## [Task requirements]
Omit every picture. Return all other data as it stands.

## [Data]
· · · ·
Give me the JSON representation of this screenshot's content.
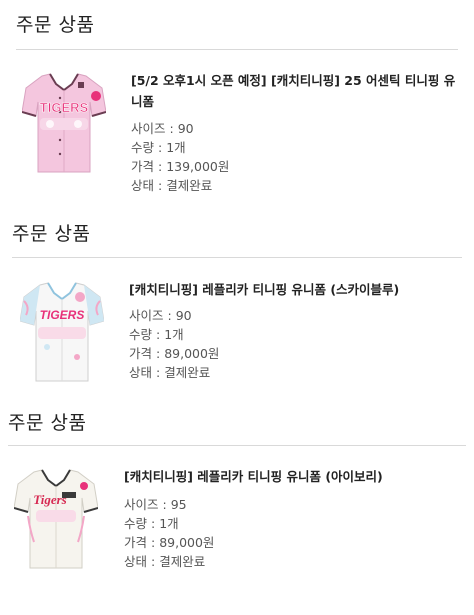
{
  "order_items": [
    {
      "section_title": "주문 상품",
      "product_name": "[5/2 오후1시 오픈 예정] [캐치티니핑] 25 어센틱 티니핑 유니폼",
      "thumbnail_icon": "pink-tigers-jersey",
      "jersey_color": "#f4c6de",
      "details": [
        {
          "label": "사이즈",
          "value": "90"
        },
        {
          "label": "수량",
          "value": "1개"
        },
        {
          "label": "가격",
          "value": "139,000원"
        },
        {
          "label": "상태",
          "value": "결제완료"
        }
      ]
    },
    {
      "section_title": "주문 상품",
      "product_name": "[캐치티니핑] 레플리카 티니핑 유니폼 (스카이블루)",
      "thumbnail_icon": "skyblue-tigers-jersey",
      "jersey_color": "#cfe7f3",
      "details": [
        {
          "label": "사이즈",
          "value": "90"
        },
        {
          "label": "수량",
          "value": "1개"
        },
        {
          "label": "가격",
          "value": "89,000원"
        },
        {
          "label": "상태",
          "value": "결제완료"
        }
      ]
    },
    {
      "section_title": "주문 상품",
      "product_name": "[캐치티니핑] 레플리카 티니핑 유니폼 (아이보리)",
      "thumbnail_icon": "ivory-tigers-jersey",
      "jersey_color": "#f6f4ee",
      "details": [
        {
          "label": "사이즈",
          "value": "95"
        },
        {
          "label": "수량",
          "value": "1개"
        },
        {
          "label": "가격",
          "value": "89,000원"
        },
        {
          "label": "상태",
          "value": "결제완료"
        }
      ]
    }
  ]
}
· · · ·
## [Written answer]
Give me the JSON representation of this screenshot's content.
{
  "order_items": [
    {
      "section_title": "주문 상품",
      "product_name": "[5/2 오후1시 오픈 예정] [캐치티니핑] 25 어센틱 티니핑 유니폼",
      "thumbnail_icon": "pink-tigers-jersey",
      "jersey_color": "#f4c6de",
      "details": [
        {
          "label": "사이즈",
          "value": "90"
        },
        {
          "label": "수량",
          "value": "1개"
        },
        {
          "label": "가격",
          "value": "139,000원"
        },
        {
          "label": "상태",
          "value": "결제완료"
        }
      ]
    },
    {
      "section_title": "주문 상품",
      "product_name": "[캐치티니핑] 레플리카 티니핑 유니폼 (스카이블루)",
      "thumbnail_icon": "skyblue-tigers-jersey",
      "jersey_color": "#cfe7f3",
      "details": [
        {
          "label": "사이즈",
          "value": "90"
        },
        {
          "label": "수량",
          "value": "1개"
        },
        {
          "label": "가격",
          "value": "89,000원"
        },
        {
          "label": "상태",
          "value": "결제완료"
        }
      ]
    },
    {
      "section_title": "주문 상품",
      "product_name": "[캐치티니핑] 레플리카 티니핑 유니폼 (아이보리)",
      "thumbnail_icon": "ivory-tigers-jersey",
      "jersey_color": "#f6f4ee",
      "details": [
        {
          "label": "사이즈",
          "value": "95"
        },
        {
          "label": "수량",
          "value": "1개"
        },
        {
          "label": "가격",
          "value": "89,000원"
        },
        {
          "label": "상태",
          "value": "결제완료"
        }
      ]
    }
  ]
}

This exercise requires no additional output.